H1: More assurances will lead to more commitment in romantic relationships.
Sex Roles Within Assurance and Commitment
The concepts of assurance and commitment are handled in different ways amongst males and females. Throughout the research, there have been conflicting views over who uses more assurances and signs of commitment between males and females. However, there are several more studies that conclude that women use assurances more than men. For example, Dainton et al. (2000) examines how Ragsdale (1996) found that females used positivitiy, openness, assurances, network, and tasks more often than males. Although, Canary and Stafford's (1991) study shows that females perceive males to use these strategies more often than males perceive females to use these strategies (Canary & Stafford, 1991, as cited in Dainton et al., 2000). This is probably because "Women are more likely to think about, talk about, and worry about a relationship" (Ballard-Reisch & Weigel, 2002). Ballard-Reisch and Weigel (2002) discuss how females tend to talk more, analyze, discuss their feelings and the relationship, and perform more relationship tasks than males. From this information, Ballard-Reisch and Weigel (2002) hypothesize that females will have more indicators of commitment than men. Needless to say, they were correct. Females did report greater use of maintenance strategies than males (2002). Fitzpatrick and Sollie (1999) conclude that females are more dedicated to their romantic relationships, thus they reported greater commitment than males. Fitzpatrick and Sollie (1999) believe the reason for this is because females usually take responsibility for relationships and care for the relationship.

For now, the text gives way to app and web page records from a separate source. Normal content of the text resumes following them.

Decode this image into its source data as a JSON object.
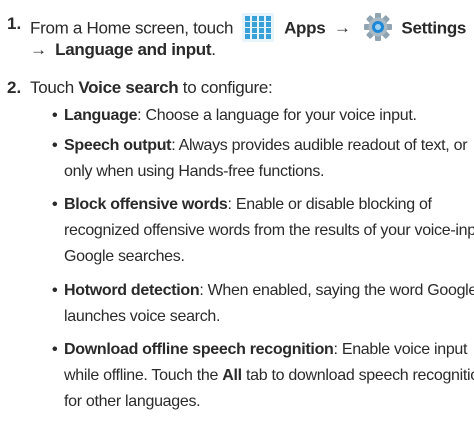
{
  "steps": [
    {
      "number": "1.",
      "text_before": "From a Home screen, touch",
      "apps_label": "Apps",
      "arrow": "→",
      "settings_label": "Settings",
      "arrow2": "→",
      "path_tail": "Language and input",
      "period": "."
    },
    {
      "number": "2.",
      "touch": "Touch",
      "voice_search": "Voice search",
      "configure": "to configure:"
    }
  ],
  "bullets": [
    {
      "term": "Language",
      "lines": [
        ": Choose a language for your voice input."
      ]
    },
    {
      "term": "Speech output",
      "lines": [
        ": Always provides audible readout of text, or",
        "only when using Hands-free functions."
      ]
    },
    {
      "term": "Block offensive words",
      "lines": [
        ": Enable or disable blocking of",
        "recognized offensive words from the results of your voice-input",
        "Google searches."
      ]
    },
    {
      "term": "Hotword detection",
      "lines": [
        ": When enabled, saying the word Google",
        "launches voice search."
      ]
    },
    {
      "term": "Download offline speech recognition",
      "lines": [
        ": Enable voice input",
        "while offline. Touch the ",
        "tab to download speech recognition",
        "for other languages."
      ],
      "all_tab": "All"
    }
  ],
  "bullet_char": "•",
  "icons": {
    "apps": "apps-grid-icon",
    "settings": "settings-gear-icon",
    "apps_color": "#3aa0d8",
    "settings_color": "#5a6f7f"
  }
}
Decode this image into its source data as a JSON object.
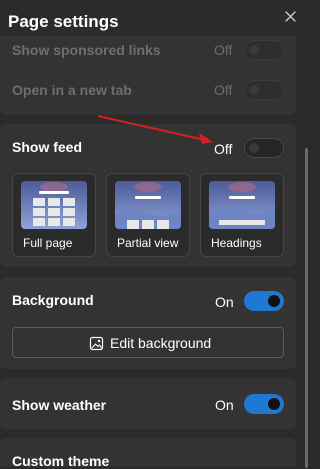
{
  "header": {
    "title": "Page settings"
  },
  "sponsored": {
    "label": "Show sponsored links",
    "state": "Off"
  },
  "new_tab": {
    "label": "Open in a new tab",
    "state": "Off"
  },
  "feed": {
    "label": "Show feed",
    "state": "Off",
    "layouts": [
      {
        "label": "Full page"
      },
      {
        "label": "Partial view"
      },
      {
        "label": "Headings"
      }
    ]
  },
  "background": {
    "label": "Background",
    "state": "On",
    "button_label": "Edit background"
  },
  "weather": {
    "label": "Show weather",
    "state": "On"
  },
  "theme": {
    "label": "Custom theme"
  },
  "colors": {
    "accent": "#1f78d1",
    "annotation_arrow": "#d61f1f",
    "panel": "#333333",
    "page": "#2b2b2b"
  },
  "icons": {
    "close": "close-icon",
    "image": "image-icon"
  }
}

Simon and Baxter (1993) also found that females were more likely than males to use assurances.
However, there were studies performed that had opposite results. Canary and Stafford (1991) found that males were perceived as using more strategies such as positivity, assurances, and social networks than females. They go on to say that females may notice when males try to maintain the relationship and may appreciate it more than males do. Males, on the other hand do not usually notice female attempts to maintain the relationship. Finally, Booth-Butterfield and Trotta (1994) found that males were using assurances more because they were usually the first ones to express their love in a relationship. They presume that men are usually the leadership role in relationships; therefore, they are responsible for assurances such as saying "I love you." Based on these opposing sides, the research questions ask:
R1: Do men or women use more assurances in romantic relationships?
R2: Do men or women express more commitment in romantic relationships?